[UPDATE: Our WikiLoot proposal has sparked a great conversation about the project. Thanks for all the comments submitted below and on the application, which you can find here. Collaboration is at the heart of this project, so we’ve created an open group in Facebook where people can continue to exchange ideas about the potential (and pitfalls) of WikiLoot. Join the conversation here.]
Today we’re pleased to announce — and to seek your help with — an exciting new project we’ve been tinkering with in private for some time. We’re calling it WikiLoot.
The idea behind WikiLoot is simple:
1. Create an open source web platform, or wiki, for the publication and analysis of a unique archive of primary source records and photographs documenting the illicit trade in looted antiquities.
2. Use social media and other tools to engage a broad network of contributors — experts, journalists, researchers, dilettantes and curious citizens — to collaborate in the analysis of that material.
This chart showing the key players in the illicit antiquities trade was seized by Italian police in the 1990s.
The inspiration for WikiLoot is the vast amount of documentation seized by European investigators over the past two decades during investigations of the illicit trade in Classical antiquities smuggled (primarily) out of Greece and Italy. The business records, journals, correspondence and photographs seized from looters and middlemen during those investigations comprise a unique record of the black market.
Much of that documentation remains tangled in legal cases that are likely to end inconclusively, like that of former Getty antiquities curator Marion True and dealer Robert Hecht. Despite remarkable investigative work by authorities in Italy and Greece, only the trial of Italian dealer Giacomo Medici reached a verdict.
This Polaroid seized from the warehouse of dealer Giacomo Medici shows the Getty Museum's Statue of Apollo shortly after it was looted from a tomb in Southern Italy.
WikiLoot will make these records and photographs publicly available on the web and will enlist collaborators around the world to tag and analyze them. As with Wikipedia, participants will be given credit for their contributions. Ultimately, we hope to create the world’s most authoritative dataset of a black market whose size and reach is still poorly understood. (Estimates of the illicit antiquities trade range from $200 million a year to $10 billion dollars a year.)
The project is still embryonic — we’re consulting with open-source techies on the best way to structure the wiki; with lawyers about the legal issues involved; and with social media experts on on how to engage the broader public in the effort. We’re also considering concerns about the effect this release of information will have on existing collections and the still-thriving market for antiquities with unclear ownership histories.
Today we’re taking an important step toward launching WikiLoot with our application for a Knight Foundation News Challenge Grant.

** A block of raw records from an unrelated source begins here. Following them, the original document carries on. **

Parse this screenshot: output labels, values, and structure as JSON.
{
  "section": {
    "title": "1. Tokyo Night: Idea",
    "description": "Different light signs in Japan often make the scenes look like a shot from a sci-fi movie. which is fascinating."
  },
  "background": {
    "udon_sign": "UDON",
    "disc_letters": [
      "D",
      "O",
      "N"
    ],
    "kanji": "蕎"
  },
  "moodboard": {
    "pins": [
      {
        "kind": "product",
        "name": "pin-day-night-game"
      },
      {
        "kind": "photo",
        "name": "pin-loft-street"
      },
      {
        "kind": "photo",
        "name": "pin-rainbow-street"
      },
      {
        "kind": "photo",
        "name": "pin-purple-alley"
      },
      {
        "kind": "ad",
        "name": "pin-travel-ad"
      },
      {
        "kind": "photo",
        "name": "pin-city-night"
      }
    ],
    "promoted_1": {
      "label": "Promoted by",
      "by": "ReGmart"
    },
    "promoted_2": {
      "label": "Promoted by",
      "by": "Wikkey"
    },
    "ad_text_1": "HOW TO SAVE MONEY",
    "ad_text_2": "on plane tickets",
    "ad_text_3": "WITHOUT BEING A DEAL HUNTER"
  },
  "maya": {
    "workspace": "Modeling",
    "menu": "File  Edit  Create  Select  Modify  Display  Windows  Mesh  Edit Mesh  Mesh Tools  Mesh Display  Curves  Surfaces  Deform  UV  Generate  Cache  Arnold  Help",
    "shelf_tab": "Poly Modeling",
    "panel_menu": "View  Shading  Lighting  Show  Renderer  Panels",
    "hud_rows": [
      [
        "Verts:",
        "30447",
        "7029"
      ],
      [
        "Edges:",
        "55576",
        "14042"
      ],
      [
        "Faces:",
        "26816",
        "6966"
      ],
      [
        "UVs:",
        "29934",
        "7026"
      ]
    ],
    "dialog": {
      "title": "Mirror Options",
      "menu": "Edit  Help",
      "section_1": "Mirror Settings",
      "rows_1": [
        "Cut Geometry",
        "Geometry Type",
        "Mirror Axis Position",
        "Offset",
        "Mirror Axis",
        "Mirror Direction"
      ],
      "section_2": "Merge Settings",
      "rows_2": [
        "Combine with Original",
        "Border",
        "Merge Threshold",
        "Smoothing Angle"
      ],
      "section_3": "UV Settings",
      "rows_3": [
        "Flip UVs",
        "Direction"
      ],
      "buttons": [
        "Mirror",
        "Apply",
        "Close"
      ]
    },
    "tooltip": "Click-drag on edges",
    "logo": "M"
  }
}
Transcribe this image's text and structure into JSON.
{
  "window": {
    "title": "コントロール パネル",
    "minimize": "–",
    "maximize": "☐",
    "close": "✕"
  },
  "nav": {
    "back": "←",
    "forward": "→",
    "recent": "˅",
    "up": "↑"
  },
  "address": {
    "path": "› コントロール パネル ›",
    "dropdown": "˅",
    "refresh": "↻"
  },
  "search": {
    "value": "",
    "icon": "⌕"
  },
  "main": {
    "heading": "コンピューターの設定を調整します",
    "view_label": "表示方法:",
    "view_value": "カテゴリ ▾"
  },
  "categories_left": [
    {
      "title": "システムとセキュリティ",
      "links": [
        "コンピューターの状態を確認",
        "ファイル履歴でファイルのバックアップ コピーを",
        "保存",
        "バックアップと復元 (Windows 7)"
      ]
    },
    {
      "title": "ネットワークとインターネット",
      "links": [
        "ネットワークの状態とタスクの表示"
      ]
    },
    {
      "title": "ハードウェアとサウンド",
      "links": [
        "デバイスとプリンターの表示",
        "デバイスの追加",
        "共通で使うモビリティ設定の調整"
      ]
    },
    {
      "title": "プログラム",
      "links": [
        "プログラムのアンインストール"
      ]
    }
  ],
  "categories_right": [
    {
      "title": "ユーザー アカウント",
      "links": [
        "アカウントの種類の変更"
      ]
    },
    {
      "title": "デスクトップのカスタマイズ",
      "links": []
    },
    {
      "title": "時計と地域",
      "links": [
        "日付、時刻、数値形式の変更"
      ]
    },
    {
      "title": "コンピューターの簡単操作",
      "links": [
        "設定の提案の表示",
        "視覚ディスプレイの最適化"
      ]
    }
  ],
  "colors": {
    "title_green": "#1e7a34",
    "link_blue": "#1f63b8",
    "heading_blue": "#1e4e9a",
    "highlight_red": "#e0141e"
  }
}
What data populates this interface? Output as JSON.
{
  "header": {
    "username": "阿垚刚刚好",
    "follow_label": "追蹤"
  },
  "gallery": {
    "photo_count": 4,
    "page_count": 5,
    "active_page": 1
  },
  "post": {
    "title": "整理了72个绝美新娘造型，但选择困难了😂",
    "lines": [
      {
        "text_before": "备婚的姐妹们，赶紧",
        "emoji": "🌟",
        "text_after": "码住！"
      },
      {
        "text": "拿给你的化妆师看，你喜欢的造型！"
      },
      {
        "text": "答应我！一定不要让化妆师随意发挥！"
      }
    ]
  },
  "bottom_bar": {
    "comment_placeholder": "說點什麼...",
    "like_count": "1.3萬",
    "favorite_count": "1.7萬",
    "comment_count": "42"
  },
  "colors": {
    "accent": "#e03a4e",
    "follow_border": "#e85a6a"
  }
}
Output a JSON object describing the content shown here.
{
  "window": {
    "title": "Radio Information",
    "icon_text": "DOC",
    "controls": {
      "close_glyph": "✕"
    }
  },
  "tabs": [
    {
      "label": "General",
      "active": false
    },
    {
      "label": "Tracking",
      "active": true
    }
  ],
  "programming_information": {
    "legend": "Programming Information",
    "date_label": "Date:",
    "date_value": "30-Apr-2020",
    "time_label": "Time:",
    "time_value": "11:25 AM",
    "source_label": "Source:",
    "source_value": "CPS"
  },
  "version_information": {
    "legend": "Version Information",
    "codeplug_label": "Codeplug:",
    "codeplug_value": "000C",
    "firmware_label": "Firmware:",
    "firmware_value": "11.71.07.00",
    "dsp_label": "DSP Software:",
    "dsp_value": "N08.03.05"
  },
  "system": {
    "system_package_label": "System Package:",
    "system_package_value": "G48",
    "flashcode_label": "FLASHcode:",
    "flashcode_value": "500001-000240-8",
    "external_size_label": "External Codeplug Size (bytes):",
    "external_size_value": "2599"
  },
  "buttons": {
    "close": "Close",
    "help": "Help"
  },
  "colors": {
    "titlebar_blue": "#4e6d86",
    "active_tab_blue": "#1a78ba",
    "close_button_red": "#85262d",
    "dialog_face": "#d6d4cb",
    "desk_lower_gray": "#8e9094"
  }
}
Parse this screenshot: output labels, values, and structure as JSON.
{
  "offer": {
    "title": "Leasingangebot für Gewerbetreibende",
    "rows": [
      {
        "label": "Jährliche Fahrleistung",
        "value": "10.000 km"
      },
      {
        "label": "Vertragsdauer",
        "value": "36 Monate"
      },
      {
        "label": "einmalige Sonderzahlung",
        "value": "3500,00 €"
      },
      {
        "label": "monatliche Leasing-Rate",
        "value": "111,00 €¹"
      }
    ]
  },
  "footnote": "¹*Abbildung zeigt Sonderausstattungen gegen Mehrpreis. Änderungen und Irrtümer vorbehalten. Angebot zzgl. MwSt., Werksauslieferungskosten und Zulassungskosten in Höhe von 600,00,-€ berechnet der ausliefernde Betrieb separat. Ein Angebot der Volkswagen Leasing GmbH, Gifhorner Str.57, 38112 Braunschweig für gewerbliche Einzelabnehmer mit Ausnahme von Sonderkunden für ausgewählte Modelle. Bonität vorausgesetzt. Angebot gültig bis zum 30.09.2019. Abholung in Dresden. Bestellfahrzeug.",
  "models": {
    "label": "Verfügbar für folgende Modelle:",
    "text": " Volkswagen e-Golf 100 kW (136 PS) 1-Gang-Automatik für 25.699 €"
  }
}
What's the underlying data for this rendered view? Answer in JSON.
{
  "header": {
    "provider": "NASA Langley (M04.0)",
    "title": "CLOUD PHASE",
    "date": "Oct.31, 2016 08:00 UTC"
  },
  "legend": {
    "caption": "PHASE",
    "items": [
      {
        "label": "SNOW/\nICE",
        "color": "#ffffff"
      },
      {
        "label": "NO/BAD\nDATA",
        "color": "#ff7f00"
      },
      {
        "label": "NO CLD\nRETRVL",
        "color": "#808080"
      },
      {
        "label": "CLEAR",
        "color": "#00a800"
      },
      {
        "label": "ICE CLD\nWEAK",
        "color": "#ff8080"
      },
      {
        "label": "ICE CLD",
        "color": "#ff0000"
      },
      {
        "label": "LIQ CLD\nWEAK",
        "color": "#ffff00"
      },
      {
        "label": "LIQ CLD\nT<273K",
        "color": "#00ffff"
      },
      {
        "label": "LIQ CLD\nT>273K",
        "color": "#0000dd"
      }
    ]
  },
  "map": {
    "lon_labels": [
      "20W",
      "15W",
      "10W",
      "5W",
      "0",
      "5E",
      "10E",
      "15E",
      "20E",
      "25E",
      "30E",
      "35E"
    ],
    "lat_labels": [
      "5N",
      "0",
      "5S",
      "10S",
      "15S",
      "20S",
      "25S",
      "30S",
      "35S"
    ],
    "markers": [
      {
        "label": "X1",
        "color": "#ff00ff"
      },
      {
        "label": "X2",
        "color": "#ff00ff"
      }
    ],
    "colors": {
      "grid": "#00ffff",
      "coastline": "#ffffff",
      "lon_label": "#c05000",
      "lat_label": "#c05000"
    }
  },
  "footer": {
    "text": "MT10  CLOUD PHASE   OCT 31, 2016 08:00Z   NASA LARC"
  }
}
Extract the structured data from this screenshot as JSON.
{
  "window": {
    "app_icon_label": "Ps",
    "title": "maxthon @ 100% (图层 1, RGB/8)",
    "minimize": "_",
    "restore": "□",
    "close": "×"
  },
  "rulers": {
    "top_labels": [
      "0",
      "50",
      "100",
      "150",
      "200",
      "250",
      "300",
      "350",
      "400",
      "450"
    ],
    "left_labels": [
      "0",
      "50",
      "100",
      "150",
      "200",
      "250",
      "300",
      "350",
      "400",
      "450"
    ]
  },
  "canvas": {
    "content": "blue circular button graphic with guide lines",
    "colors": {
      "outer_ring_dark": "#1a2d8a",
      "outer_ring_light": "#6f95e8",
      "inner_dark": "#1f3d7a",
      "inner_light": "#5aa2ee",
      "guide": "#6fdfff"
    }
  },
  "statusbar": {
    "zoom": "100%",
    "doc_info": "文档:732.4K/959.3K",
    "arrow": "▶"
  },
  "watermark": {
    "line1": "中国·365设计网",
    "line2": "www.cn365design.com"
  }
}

And we need your help.
Challenge Grants reward innovative uses of new media to solve problems and inform the public. The theme of this round of grants is “networks.” Here’s how the folks at Knight explain what they’re looking for: “The Internet, and the mini-computers in our pockets, enable us to connect with one another, friends and strangers, in new ways. Witness the roles of networks in the formation, coverage and discussion of recent events such as the rise of the Tea Party, flash mobs, the Arab Spring, last summer’s UK riots and the Occupy movement. We’re looking for ideas that build on the rise of these existing network events and tools – that deliver news and information and extend our understanding of the phenomenon.”
For WikiLoot, our network is YOU — the growing number of interconnected people around the world concerned about the illicit antiquities trade and looking to do something about it. We’re relying on your input to shape the project and, once launched, contribute to it with your knowledge.
To start, we need your support for our Challenge Grant proposal. One of the key things considered by judges is public engagement with the proposed idea. The best way to show this is for you to “like” our proposal or add a comment on how you think it could help — or be improved. (You may need to sign in with a Tumblr or other social media account.)
Show your support by liking or commenting on our WikiLoot proposal, which is posted on Knight’s Tumblr page here.
We’re also eager to tap your expertise — or curiosity — during this development stage of WikiLoot. What features would help engage a broad audience in the analysis of this material? What concerns do you have about its release? Who else should we be reaching out to or partnering with? What can you contribute?
To that end, we’ll be making WikiLoot a new tab at the top of ChasingAprhodite.com. That’s where you can submit public comments, suggestions or rants. We’ll update it with new information as things develop. If you’d like to contact us privately, do so via email: firstname.lastname@example.org
Thanks for your interest and support. We look forward to hearing your thoughts on WikiLoot!